She may very well marry in the future though it is also possible that she may focus on herself rather than on a husband and family. When Alice and the Fawn emerge from the forest, their memories of names come back, and the Fawn runs away in fear of Alice. Humpty Dumpty asks her not to mutter to herself, and she expresses concern about him being seated so precariously on the wall. Queen rose of the rosebud garden of girls, Come hither, the dances are done, In gloss of satin and glimmer of pearls, Queen lily and rose in one; Shine out, little head, sunning over with curls, To the flowers, and be their sun. This passage establishes an ambiguity about who or what the narrator is.
A Short Analysis of Robert Louis Stevenson’s ‘Looking
She finds herself in a carriage full of animals, and once she passes over the next brook, she realizes she is alone with an enlarged gnat from the carriage. This implies that the narrator might not be a human presence—a possibility that is bolstered later on when the lady of the house comes home and seems not to notice the narrator at all, despite the way the narrator can see her plainly. A woman would find it easy to do all these things if she sheds her shyness and timidity and behaves boldly in the matter. Alice reaches for the egg and finds herself back in the forest, where the egg has transformed into Humpty Dumpty. He remarks that because her face is so ordinary he probably would not realize it if they were to ever meet again.
Poem origins: Through the Looking
A woman should praise the masculine prowess of the male and should notice the perfection of his limbs. As to why Nellie might feel the need to escape into a dream may also be important as it could suggest that at present she is discontent with her life, if not lonely. Here, the narrator seems to regret their earlier—and somewhat sinister—goal of prizing Isabella open, even against her will. The narrator quickly becomes tired of their own imaginings of what Isabella might be thinking, and signals that they will try to delve deeper. In essence the reality of life sets in for Nellie just as the looking-glass breaks.
The Looking Glass by Kamala Das
For example, Carroll employs the word "proud" rather frequently in this chapter, which is meant to recall Humpty Dumpty's "pride that goeth before his fall. Come fill up my cup, etc. Upset at first, Alice decides that the two of them speak nonsense. GradeSaver, 21 January 2011 Web. Now, whether it were by peculiar grace, A leading from above, a something given, Yet it befell that, in this lonely place, When I with these untoward thoughts had striven, Beside a pool bare to the eye of heaven I saw a Man before me unawares: The oldest man he seemed that ever wore grey hairs. This will satisfy his male ego and excite his passion for the weaker sex. The narrator realizes that it was only the postman bringing letters for Isabella.
Through the Looking Glass Summary

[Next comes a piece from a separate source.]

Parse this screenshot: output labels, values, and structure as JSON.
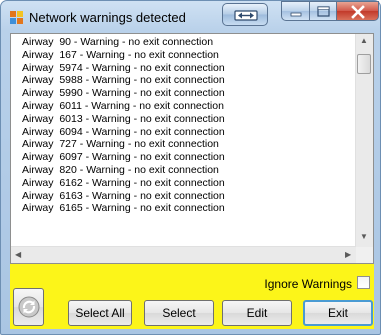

And you are very nice! Taken from his The Complete Short Stories collection the story is narrated in the third person by an unnamed narrator and after reading the story the reader realises that Chekhov may be exploring the theme of love. Stanza 2 Again the poet continues the easy ways to make a man love her. This suggests that the narrator is moving toward trusting the image in the mirror and whatever truth it may convey, even if earlier passages have cast doubt on the mirror's ability to provide a complete and non-distorted reflection of reality. In contrast to the inhuman qualities of the seemingly-human narrator, Woolf describes the drawing room which is clearly inhuman as being essentially alive, and even humanlike. Though this may not necessarily bother Nellie considering that she is very much in love. According to the poetess, a woman should be honest about her wants and requirements, and then it would be easy for her to get a man to love her. Though the shop is full of curious things, Alice finds that she cannot fix her eye on any one thing.